Blockchain, the Future or a Fad?

Christiaan Van Rooyen | Designer Technology

Image of connected world

As we evolve into the digital age the recording of transactions becomes more complex – be it exchanging goods, transferring money or making contracts.

Blockchain is the underlying technology behind all cryptocurrencies, like Bitcoin, and has the potential to change the way we work and communicate, making it more secure, efficient, and trustworthy.

The growth of global trade has created a ledger system. Often each participant has their own ledger, and therefore their own version of the truth. Having multiple ledgers can create a system venerable to fraud, errors and misinterpretations. 

That’s where blockchains come in.
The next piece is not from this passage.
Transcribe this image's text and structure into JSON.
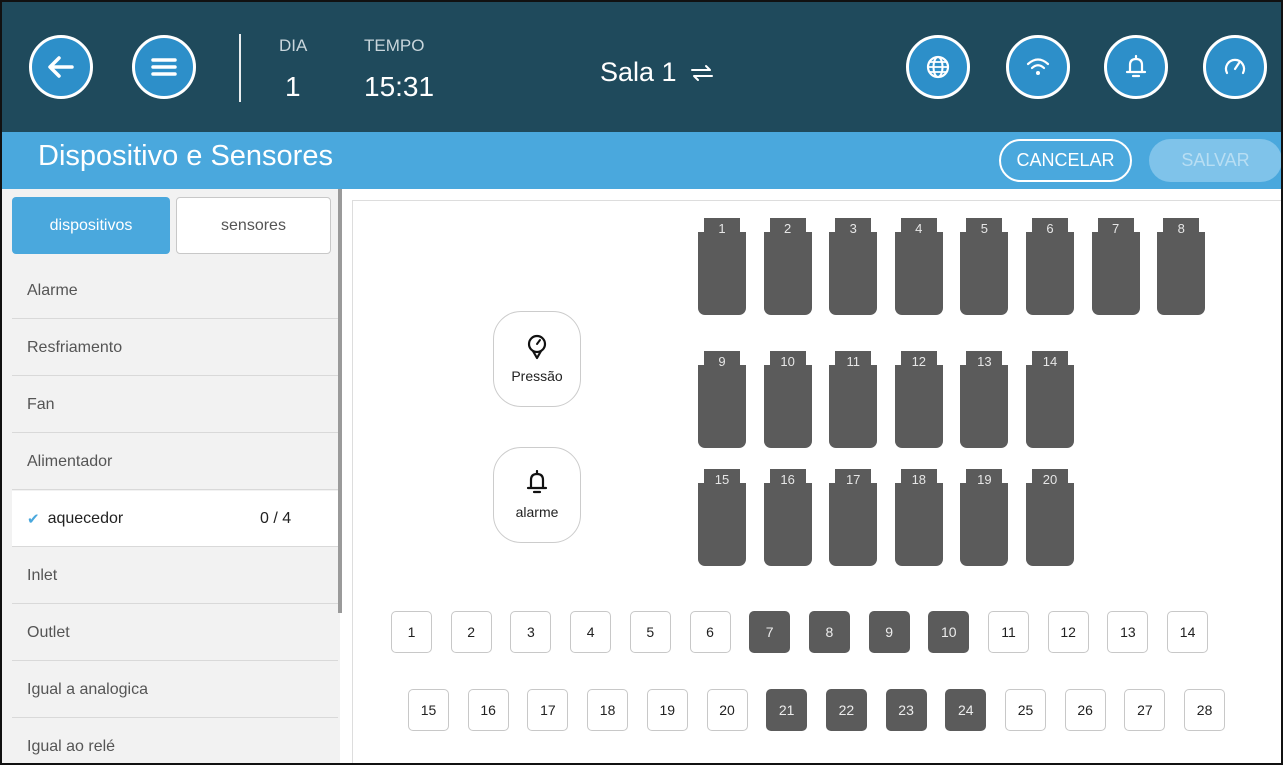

A blockchain is a single shared ledger that is tamper-proof in the sense that once records have been entered they cannot be altered. All parties must achieve consensus before a new transaction is added. Blockchains eliminate dependency on paper, speed up transaction times and increase efficiency.

Each member of the network has access to the information, which makes any transaction transparent.

The following are a few examples of how blockchains could change businesses across the world.

They can eliminate the middleman

Blockchains can reduce dependency on ‘middlemen’ such as art dealers, real estate agents or music agents. Artists can go straight to the people, rather than through music labels, to protect their own music and royalties.

They provide a non-bank for the un-banked

Blockchains can help people manage and certify their own financial value without the need for working with a banking institution. The blockchain can keep track of their “money” digitally, and allow them to process payments by phone or app.

They can validate and secure almost anything

From voter authentication to government processes, health information, and proof of intellectual property, blockchains can provide a secure process to validate almost anything of value, and keep it safe.

They’re transparent

Perhaps one of the best arguments for incorporating blockchain technology into government is that it is completely public. Even better, it prevents history from being re-written by allowing information to be extended, but without allowing historical information to be changed.

Though blockchain technology is relatively new, the potential for incorporating it into almost every industry is endless—from sharing research papers to inventing a cure for cancer.

Many businesses have teams working on blockchain technology, thinking of ways it can be used for various applications. And seeing the influx of capital in this domain and the number of academics, researchers and tech geeks exploring blockchains, I am most definitely sure that it is not just a fad.